The army officer who has seized power in Burkina Faso amid popular protests in the West African country was twice selected to attend counterterrorism training programs sponsored by the U.S. government, U.S. military officials said.
Lt. Col. Isaac Zida, the former deputy commander of the presidential guard, emerged Saturday as the country’s ruler — at least on an interim basis — after angry demonstrators attacked government buildings and forced Burkina Faso’s longtime strongman to flee the country.
In 2012, when he was a major, Zida attended a 12-day counterterrorism training course at MacDill Air Force Base in Florida that was sponsored by the Defense Department’s Joint Special Operations University, said Army Lt. Col. Mark R. Cheadle, a spokesman for the U.S. Africa Command.
That same year, Zida attended a five-day military intelligence course in Botswana that was financed by the U.S. government, Cheadle said.
The U.S. military has developed a close relationship in recent years with Burkina Faso, which has allowed the Pentagon to operate a secretive Special Operations base that it uses to conduct reconnaissance flights across West Africa.
Although the training he received was relatively brief, Zida’s experience carries echoes of other African military officers who went on to topple their governments after being selected by the U.S. government for professional military education courses.
In March 2012, an army captain in Mali who had attended a half-dozen military training courses in the United States led a coup that deposed his democratically-elected government. The captain, Amadou Sanogo, was ousted and arrested 18 months later, but not before pushing Mali into turmoil and enabling Islamist insurgents to take over much of the country.
The United States generally is required by law to suspend military relations and security assistance to countries when elected civilian leaders are overthrown by an armed coup. Washington has not taken that step with Burkina Faso but has condemned the military takeover and urged a quick restoration of civilian rule.

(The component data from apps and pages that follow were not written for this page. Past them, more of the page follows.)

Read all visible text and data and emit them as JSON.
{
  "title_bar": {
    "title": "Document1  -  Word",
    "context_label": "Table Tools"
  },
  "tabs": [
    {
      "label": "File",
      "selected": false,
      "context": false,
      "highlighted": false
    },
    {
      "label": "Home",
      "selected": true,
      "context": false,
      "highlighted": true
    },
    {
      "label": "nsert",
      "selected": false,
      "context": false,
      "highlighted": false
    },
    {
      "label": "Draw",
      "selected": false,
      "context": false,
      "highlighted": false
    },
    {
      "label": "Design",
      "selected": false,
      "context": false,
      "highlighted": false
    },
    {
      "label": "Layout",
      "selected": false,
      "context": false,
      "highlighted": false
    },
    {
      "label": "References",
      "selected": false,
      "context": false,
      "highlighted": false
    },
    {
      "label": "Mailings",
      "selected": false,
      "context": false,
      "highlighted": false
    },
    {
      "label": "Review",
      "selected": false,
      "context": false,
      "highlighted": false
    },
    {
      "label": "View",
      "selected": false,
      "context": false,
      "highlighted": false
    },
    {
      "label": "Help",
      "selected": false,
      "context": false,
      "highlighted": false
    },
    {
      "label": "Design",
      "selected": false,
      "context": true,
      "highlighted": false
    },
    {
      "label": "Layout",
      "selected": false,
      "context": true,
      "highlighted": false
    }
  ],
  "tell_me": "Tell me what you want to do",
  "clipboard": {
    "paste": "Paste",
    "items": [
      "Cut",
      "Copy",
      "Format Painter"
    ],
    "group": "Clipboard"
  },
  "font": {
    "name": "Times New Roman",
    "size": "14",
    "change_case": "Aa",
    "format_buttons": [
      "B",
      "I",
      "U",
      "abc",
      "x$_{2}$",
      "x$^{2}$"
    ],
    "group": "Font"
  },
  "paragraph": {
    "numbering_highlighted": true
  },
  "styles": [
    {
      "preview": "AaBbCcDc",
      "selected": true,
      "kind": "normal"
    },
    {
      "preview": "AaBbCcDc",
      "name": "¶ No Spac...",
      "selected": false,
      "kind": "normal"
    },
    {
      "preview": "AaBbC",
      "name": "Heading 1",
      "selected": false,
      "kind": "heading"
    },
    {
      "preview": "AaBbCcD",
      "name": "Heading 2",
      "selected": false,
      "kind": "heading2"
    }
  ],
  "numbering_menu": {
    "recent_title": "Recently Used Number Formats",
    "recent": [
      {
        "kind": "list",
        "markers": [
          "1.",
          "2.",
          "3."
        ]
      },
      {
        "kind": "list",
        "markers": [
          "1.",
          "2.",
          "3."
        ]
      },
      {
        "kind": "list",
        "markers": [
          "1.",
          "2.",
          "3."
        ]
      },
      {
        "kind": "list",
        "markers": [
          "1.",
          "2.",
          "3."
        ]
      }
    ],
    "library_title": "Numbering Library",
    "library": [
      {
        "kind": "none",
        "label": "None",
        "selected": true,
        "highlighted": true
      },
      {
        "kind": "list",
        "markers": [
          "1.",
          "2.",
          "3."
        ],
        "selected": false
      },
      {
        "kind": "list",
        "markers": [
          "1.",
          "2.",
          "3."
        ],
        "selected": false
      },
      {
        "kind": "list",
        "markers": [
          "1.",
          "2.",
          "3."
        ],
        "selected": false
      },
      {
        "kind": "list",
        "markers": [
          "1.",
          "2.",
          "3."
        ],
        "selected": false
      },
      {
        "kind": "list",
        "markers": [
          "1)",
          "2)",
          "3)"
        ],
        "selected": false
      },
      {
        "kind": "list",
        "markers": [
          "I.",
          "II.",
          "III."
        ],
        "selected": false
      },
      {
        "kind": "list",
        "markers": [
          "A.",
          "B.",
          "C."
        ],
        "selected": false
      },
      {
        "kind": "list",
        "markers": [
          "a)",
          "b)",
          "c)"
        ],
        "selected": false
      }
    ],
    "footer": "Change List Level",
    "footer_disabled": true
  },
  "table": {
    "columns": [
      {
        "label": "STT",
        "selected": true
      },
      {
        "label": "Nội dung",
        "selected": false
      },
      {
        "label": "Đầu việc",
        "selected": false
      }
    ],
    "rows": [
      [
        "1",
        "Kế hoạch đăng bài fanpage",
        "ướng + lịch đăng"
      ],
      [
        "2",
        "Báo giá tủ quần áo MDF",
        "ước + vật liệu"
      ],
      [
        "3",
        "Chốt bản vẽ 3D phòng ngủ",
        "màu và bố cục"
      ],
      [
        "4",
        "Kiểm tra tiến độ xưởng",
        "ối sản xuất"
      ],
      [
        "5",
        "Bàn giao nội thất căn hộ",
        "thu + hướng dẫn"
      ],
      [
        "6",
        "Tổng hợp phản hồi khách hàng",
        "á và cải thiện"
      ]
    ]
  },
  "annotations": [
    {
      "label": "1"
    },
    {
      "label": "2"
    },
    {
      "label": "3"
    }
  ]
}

“We are certainly encouraging movement to a civilian-led transition and then, of course, elections,” State Department spokeswoman Jen Psaki told reporters Monday.
Citing a “power vacuum” and the unclear makeup of Burkina Faso’s interim government, Psaki said U.S. officials had not decided whether to cut off aid. “The situation on the ground now is still very fluid,” she added.
The U.S. government has allocated more than $15 million in counterterrorism funding for Burkina Faso over the past two years.
The African Union said Monday that it will impose sanctions against Burkina Faso if it does not transfer power to a civilian government in the next two weeks.
Zida and the military took power last week after longtime president Blaise Compaoré fled the country under duress from huge crowds angry with his plan to rewrite the constitution to keep himself in charge.
About 20 U.S. military personnel are assigned to the U.S. embassy in Ouagadougou, the capital, according to Air Force Lt. Col. Vanessa Hillman, a Pentagon spokeswoman.
That figure, however, does not include U.S. Special Operations forces deployed to the country on secret or sensitive missions. Dozens of those personnel and U.S. military contractors run a Joint Special Operations Air Detachment in Ouagadougou that coordinates reconnaissance flights and medical evacuation missions in the region.
The U.S. military for years also has operated an intelligence fusion cell in Ouagadougou and trained counterterrorism forces for Burkina Faso. Although Burkina Faso does not face an internal threat from terrorist groups, many of its neighbors in West Africa have been plagued by Islamist insurgencies.